Print out each record below, unaltered and complete, without its images.

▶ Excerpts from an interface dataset
- Opening Delimiter -
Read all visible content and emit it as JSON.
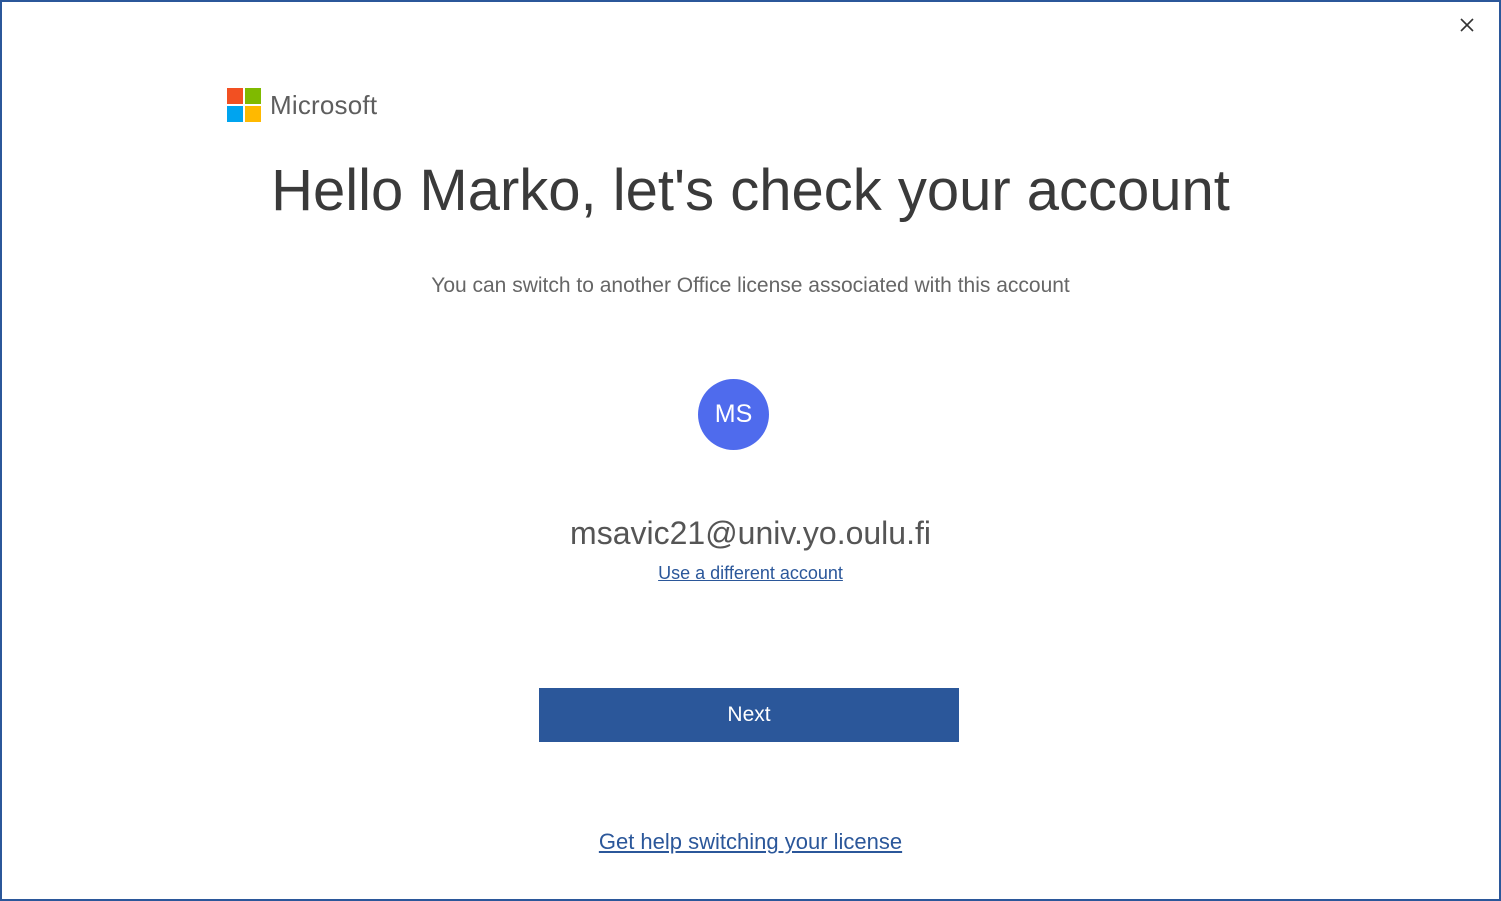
{
  "window": {
    "close_icon": "close-icon"
  },
  "brand": {
    "name": "Microsoft",
    "logo_colors": [
      "#f25022",
      "#7fba00",
      "#00a4ef",
      "#ffb900"
    ]
  },
  "heading": {
    "title": "Hello Marko, let's check your account",
    "subtitle": "You can switch to another Office license associated with this account"
  },
  "account": {
    "initials": "MS",
    "email": "msavic21@univ.yo.oulu.fi",
    "avatar_color": "#4f6bed",
    "switch_link": "Use a different account"
  },
  "actions": {
    "next_label": "Next",
    "help_link": "Get help switching your license"
  },
  "colors": {
    "accent": "#2b579a",
    "border": "#2b579a"
  }
}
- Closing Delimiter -
▶ Your solution
Read all visible content and emit it as JSON.
{
  "window": {
    "close_icon": "close-icon"
  },
  "brand": {
    "name": "Microsoft",
    "logo_colors": [
      "#f25022",
      "#7fba00",
      "#00a4ef",
      "#ffb900"
    ]
  },
  "heading": {
    "title": "Hello Marko, let's check your account",
    "subtitle": "You can switch to another Office license associated with this account"
  },
  "account": {
    "initials": "MS",
    "email": "msavic21@univ.yo.oulu.fi",
    "avatar_color": "#4f6bed",
    "switch_link": "Use a different account"
  },
  "actions": {
    "next_label": "Next",
    "help_link": "Get help switching your license"
  },
  "colors": {
    "accent": "#2b579a",
    "border": "#2b579a"
  }
}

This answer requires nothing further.